Another sign of continuity is that Obama has not yet replaced Bush’s top state department official for the western hemisphere, Thomas Shannon.
The US media plays the role of enabler in this situation. Thus the Associated Press ignores the attacks from Washington and portrays Chávez’s response as nothing more than an electoral ploy on his part. In fact, Chávez had been uncharacteristically restrained. He did not respond to attacks throughout the long US presidential campaign, even when Hillary Clinton and Joe Biden called him a “dictator” or Obama described him as “despotic” – labels that no serious political scientist anywhere would accept for a democratically elected president of a country where the opposition dominates the media. He wrote it off as the influence of South Florida on US presidential elections.
But there are few if any presidents in the world that would take repeated verbal abuse from another government without responding. Obama’s advisers know that no matter what this administration does to Venezuela, the press will portray Chávez as the aggressor. So it’s an easy, if cynical, political calculation for them to poison relations from the outset. What they have not yet realised is that by doing so they are alienating the majority of the region.
There is still hope for change in US foreign policy toward Latin America, which has become thoroughly discredited on everything from the war on drugs to the Cuba embargo to trade policy. But as during the Bush years, we will need relentless pressure from the south. Last September the Union of South American Nations strongly backed Bolivia’s government against opposition violence and destabilisation. This was very successful in countering Washington’s tacit support for the more extremist elements of Bolivia’s opposition.

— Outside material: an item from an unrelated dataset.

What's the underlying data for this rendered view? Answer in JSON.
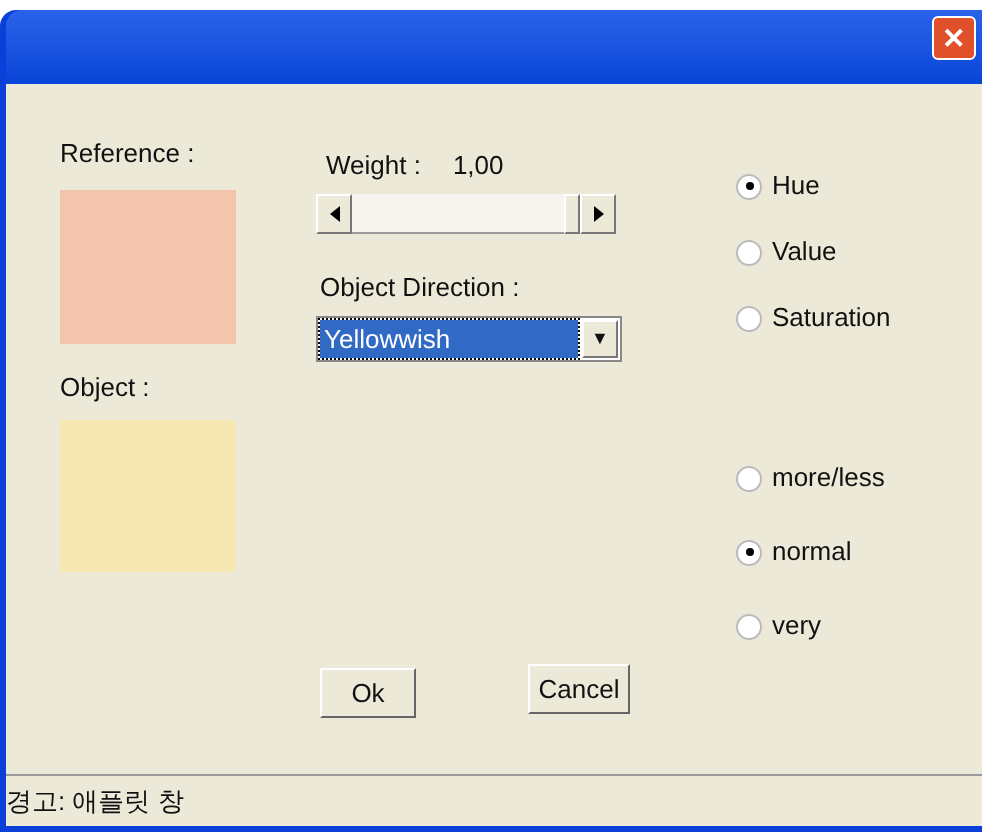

It showed the Bush administration that the region was not going to tolerate any attempts to legitimise an extra-legal opposition in Bolivia or to grant it special rights outside of the democratic political process.
Several presidents, including Lula, have called upon Obama to lift the embargo on Cuba, as they congratulated him on his victory. Lula also asked Obama to meet with Chávez. Hopefully these governments will continue to assert – repeatedly, publicly and with one voice – that Washington’s problems with Cuba, Bolivia and Venezuela are Washington’s problems, and not the result of anything that those governments have done. When the Obama team is convinced that a “divide and conquer” approach to the region will fail just as miserably for this administration as it did for the previous one, then we may see the beginnings of a new policy toward Latin America.